Technology using biometric data is progressing at a rapid pace. Finding the right balance between the privacy concerns and entitlements of the individual while harnessing new technology responsibly, accountably and proportionately is proving to be a significant challenge for policing today; tomorrow’s technology will make it even more so. Which is why there needs to be an informed and realistic response to the government’s idea of soaking up the Biometrics and Surveillance Camera Commissioner functions within a data regulator’s role which is buried at the end of the DCMS’ ongoing broad consultation.
The government has launched a consultation on proposed alterations to the Surveillance Camera Code of Practice. This is the first revision to the Code since its introduction in June 2013.

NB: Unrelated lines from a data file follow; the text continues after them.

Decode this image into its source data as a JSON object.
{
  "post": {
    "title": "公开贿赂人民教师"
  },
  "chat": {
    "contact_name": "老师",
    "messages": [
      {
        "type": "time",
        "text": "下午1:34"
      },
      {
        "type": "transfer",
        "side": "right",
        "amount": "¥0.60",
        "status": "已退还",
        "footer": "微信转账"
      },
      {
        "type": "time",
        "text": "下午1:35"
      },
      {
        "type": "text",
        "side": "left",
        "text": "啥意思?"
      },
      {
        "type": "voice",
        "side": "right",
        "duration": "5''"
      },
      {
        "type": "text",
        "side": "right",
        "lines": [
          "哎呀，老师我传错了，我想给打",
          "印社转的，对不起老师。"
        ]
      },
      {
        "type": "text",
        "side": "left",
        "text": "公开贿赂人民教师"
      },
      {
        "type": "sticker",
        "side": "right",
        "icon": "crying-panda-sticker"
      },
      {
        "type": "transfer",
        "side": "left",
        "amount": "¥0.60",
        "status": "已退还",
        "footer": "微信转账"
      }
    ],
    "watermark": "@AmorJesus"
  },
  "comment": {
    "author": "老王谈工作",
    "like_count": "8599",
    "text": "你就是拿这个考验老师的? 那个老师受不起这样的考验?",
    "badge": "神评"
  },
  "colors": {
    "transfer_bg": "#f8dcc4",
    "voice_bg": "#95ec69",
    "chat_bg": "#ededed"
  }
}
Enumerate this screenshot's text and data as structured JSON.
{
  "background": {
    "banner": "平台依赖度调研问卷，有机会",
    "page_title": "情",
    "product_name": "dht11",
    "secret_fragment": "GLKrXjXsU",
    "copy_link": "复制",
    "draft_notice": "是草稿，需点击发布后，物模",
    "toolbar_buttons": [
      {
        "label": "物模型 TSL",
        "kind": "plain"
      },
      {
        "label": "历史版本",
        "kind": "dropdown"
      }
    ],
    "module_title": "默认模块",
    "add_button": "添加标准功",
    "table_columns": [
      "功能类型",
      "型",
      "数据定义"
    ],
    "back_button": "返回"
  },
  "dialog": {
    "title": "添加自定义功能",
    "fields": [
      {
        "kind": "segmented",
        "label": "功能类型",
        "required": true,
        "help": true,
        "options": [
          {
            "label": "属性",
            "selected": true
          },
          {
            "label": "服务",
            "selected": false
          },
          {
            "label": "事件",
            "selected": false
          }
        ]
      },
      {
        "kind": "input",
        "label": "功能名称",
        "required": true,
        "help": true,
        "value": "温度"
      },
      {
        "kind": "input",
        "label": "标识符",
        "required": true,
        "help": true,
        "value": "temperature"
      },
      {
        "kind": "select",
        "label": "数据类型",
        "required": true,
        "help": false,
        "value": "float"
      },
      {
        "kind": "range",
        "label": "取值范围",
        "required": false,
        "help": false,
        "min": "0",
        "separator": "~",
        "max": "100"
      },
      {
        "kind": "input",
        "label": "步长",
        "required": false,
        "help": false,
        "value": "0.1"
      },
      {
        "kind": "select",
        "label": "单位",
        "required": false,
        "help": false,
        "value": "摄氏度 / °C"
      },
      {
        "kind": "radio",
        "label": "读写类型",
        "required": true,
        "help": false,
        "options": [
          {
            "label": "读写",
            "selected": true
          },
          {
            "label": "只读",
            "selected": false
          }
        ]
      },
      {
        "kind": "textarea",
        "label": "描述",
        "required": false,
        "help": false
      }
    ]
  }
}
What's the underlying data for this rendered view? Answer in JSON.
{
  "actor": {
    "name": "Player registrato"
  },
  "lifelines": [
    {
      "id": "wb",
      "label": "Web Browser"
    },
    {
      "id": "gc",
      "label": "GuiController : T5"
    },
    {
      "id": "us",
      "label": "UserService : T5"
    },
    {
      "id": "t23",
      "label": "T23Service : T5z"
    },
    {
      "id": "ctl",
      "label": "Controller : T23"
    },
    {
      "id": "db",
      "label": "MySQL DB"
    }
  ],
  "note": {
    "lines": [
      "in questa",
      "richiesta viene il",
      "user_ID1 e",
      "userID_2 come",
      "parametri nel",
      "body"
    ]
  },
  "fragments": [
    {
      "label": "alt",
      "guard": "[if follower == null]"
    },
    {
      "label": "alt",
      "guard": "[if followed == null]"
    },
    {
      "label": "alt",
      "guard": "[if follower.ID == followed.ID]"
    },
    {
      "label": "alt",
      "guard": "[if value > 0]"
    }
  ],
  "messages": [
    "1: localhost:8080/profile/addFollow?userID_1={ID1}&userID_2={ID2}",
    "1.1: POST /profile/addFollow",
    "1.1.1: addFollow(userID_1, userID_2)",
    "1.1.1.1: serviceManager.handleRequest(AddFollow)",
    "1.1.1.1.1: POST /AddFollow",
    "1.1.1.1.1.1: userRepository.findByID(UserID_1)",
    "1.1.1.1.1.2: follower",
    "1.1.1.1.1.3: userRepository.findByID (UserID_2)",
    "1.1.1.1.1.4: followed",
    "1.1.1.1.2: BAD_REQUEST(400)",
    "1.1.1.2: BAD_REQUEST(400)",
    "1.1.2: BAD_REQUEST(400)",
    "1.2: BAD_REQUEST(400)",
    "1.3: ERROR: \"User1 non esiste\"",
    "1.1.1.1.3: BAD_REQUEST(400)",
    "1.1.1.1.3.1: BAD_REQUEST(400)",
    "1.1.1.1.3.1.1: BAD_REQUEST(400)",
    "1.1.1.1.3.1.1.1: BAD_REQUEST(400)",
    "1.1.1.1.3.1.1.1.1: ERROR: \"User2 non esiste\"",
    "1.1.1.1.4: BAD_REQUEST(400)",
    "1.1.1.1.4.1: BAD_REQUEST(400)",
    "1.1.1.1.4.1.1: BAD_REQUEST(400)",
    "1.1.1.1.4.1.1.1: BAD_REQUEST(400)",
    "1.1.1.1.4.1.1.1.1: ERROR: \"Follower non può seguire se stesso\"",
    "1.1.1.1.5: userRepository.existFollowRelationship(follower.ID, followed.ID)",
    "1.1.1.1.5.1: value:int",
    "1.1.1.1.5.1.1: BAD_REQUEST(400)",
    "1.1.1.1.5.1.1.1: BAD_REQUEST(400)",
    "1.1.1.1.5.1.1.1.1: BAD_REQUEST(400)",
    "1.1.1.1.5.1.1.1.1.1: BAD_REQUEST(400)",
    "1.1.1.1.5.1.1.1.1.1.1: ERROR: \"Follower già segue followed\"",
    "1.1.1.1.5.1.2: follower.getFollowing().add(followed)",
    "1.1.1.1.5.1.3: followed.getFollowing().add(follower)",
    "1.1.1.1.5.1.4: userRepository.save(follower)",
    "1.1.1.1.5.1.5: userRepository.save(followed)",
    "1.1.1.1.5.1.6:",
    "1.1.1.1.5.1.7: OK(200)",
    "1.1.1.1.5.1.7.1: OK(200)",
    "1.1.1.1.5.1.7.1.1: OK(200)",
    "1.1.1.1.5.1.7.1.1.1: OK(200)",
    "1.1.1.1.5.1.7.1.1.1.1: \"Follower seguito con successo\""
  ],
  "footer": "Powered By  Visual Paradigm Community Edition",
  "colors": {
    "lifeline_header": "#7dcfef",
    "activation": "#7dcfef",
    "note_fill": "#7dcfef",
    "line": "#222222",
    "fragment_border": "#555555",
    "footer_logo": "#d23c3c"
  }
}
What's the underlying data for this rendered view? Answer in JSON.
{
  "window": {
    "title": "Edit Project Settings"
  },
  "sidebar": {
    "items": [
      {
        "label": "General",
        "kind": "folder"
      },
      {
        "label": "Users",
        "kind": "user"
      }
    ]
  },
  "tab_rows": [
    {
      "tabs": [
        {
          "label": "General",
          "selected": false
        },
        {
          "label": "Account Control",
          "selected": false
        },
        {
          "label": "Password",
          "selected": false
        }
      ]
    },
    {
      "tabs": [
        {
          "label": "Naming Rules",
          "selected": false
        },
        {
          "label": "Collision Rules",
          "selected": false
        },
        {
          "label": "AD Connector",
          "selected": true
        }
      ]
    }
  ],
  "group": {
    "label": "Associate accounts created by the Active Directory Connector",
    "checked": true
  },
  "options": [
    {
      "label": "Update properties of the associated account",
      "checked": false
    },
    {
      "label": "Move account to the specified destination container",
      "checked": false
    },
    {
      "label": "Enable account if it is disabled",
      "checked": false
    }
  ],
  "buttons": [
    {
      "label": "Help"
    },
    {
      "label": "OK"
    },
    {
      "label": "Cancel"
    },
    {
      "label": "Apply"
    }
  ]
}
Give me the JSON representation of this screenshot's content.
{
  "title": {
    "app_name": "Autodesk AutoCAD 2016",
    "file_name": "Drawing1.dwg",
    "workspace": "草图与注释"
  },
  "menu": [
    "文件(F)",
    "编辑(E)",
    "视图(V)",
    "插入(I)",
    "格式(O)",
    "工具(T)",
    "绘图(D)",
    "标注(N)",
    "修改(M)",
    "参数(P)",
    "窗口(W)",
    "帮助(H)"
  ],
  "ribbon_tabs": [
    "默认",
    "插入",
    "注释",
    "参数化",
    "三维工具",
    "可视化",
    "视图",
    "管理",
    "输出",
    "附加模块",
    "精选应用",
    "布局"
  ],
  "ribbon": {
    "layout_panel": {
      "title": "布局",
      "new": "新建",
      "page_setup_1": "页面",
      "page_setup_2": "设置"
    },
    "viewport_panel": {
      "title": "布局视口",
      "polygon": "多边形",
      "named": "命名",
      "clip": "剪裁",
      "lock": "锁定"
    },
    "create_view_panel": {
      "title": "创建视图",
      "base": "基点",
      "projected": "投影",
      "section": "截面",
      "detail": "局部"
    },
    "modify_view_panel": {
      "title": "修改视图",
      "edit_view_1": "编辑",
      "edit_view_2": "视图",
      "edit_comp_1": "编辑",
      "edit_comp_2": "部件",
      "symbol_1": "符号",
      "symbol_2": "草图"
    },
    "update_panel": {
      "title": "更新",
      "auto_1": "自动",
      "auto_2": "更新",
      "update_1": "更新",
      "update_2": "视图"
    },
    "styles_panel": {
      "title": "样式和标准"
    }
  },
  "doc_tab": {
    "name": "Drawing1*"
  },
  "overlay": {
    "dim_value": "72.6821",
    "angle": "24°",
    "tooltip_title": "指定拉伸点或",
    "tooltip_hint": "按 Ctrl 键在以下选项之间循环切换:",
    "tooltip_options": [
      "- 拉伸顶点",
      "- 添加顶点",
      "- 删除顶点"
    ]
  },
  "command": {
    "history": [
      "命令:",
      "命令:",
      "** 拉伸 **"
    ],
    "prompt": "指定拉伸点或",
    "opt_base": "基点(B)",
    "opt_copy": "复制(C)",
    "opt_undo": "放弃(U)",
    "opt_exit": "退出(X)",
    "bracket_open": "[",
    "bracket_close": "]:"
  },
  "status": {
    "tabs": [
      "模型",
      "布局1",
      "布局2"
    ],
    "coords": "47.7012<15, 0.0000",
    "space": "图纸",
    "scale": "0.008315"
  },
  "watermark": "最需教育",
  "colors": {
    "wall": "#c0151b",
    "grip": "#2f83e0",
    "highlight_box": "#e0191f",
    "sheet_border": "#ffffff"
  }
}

Hello! I’m Fraser Sampson, the new Surveillance Camera Commissioner (and Biometrics Commissioner too). I came into post on 1 March and with so much going on in both the world of surveillance and biometrics, I’m sure the next few weeks and months are going to be busy, but I think this is an exciting time and I’m looking forward to the road ahead.
Earlier this year I sent a survey to LAs in England and Wales to gain a better understanding as to the extent to which they were complying with their statutory responsibilities arising from Section 33(1) of the Protection of Freedoms Act 2012 (PoFA) and the Surveillance Camera Code of Practice, in connection with their use of overt surveillance camera systems in public places.
This blog is the first in a short series of blogs from the Commissioner looking back over the six years he has held the post.
The local authority strand of the national surveillance camera strategy as been working on a framework service level agreement document to help local authorities and police forces write their own agreements. Read about how this work is developing and get involved.
The way overt surveillance cameras are being used is changing. Should there be an independent review looking at how they are used?
Video Surveillance Systems are operated by most Local Authorities in England and Wales and are intrinsically linked with operational policing to protect the public and ensure their safety. So how effective are they and is the cost of installing and operating those systems really worth it?
Thursday 20 June will mark a world first – the first ever National Surveillance Camera Day! Read about how you can join the conversation.